They can listen to you, read your PowerPoint slides, or peruse the handouts you distributed prior to your speech. They can’t do all three at once.
Research finds that when audience members have to choose between looking or listening, they tend to look. The eye beats the ear. And if they’re reading, they’re not listening.
For that reason, many public speaking coaches teach their clients not to distribute copies of their PowerPoint presentations—or any takeaway notes—until after they’ve concluded their presentations. After all, why make it even harder for the audience to focus on your presentation?
Plus, many speakers want to keep at least some suspense in their talks and prefer not to let their audiences get too far ahead of them.
I’ve generally subscribed to that view, and have advised clients to not compete against themselves by distributing notes in advance.

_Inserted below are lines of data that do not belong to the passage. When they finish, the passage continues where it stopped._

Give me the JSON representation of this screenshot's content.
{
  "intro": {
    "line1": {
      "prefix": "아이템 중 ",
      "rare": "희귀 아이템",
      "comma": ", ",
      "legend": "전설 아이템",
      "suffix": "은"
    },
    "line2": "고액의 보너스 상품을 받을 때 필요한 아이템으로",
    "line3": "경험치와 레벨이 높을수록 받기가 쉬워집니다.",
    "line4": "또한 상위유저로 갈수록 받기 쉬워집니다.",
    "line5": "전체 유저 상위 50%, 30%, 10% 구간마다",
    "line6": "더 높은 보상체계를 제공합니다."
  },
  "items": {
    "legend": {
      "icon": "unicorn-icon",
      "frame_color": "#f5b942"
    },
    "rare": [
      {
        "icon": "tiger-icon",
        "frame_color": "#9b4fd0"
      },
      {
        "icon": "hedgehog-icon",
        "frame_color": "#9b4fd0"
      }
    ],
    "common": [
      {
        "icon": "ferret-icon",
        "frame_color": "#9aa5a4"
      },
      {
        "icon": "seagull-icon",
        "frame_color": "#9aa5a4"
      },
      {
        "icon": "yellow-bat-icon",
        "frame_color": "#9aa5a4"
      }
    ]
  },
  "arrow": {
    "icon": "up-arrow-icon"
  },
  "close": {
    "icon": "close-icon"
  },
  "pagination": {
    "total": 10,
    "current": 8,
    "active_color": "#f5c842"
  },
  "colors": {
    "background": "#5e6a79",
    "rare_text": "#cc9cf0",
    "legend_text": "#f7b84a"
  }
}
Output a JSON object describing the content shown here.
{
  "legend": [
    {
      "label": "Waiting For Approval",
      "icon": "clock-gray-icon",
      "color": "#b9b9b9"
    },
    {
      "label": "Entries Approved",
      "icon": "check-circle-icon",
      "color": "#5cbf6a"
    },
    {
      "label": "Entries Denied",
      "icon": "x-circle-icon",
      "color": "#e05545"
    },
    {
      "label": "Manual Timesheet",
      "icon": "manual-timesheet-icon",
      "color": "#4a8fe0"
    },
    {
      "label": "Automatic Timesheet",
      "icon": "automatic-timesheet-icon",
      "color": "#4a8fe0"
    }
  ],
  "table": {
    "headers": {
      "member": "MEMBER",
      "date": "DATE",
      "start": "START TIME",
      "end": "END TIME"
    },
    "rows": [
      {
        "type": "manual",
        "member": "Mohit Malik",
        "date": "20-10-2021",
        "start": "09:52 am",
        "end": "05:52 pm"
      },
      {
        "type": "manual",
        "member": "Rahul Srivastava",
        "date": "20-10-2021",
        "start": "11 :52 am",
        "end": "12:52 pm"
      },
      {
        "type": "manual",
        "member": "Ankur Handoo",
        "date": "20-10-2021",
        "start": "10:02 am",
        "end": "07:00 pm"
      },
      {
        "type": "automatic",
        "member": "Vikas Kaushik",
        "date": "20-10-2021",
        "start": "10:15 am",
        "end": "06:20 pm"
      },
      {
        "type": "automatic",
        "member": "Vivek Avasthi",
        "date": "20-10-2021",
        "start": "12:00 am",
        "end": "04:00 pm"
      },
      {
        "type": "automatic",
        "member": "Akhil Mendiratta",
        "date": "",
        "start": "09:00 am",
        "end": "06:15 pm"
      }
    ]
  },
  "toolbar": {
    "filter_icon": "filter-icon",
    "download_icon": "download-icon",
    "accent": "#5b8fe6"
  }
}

But a funny thing has happened twice over the past month. Two clients for whom I was giving a speech told me they didn’t like that approach and asked me to give their trainees the takeaway notes at the beginning so they could take notes on them during the session.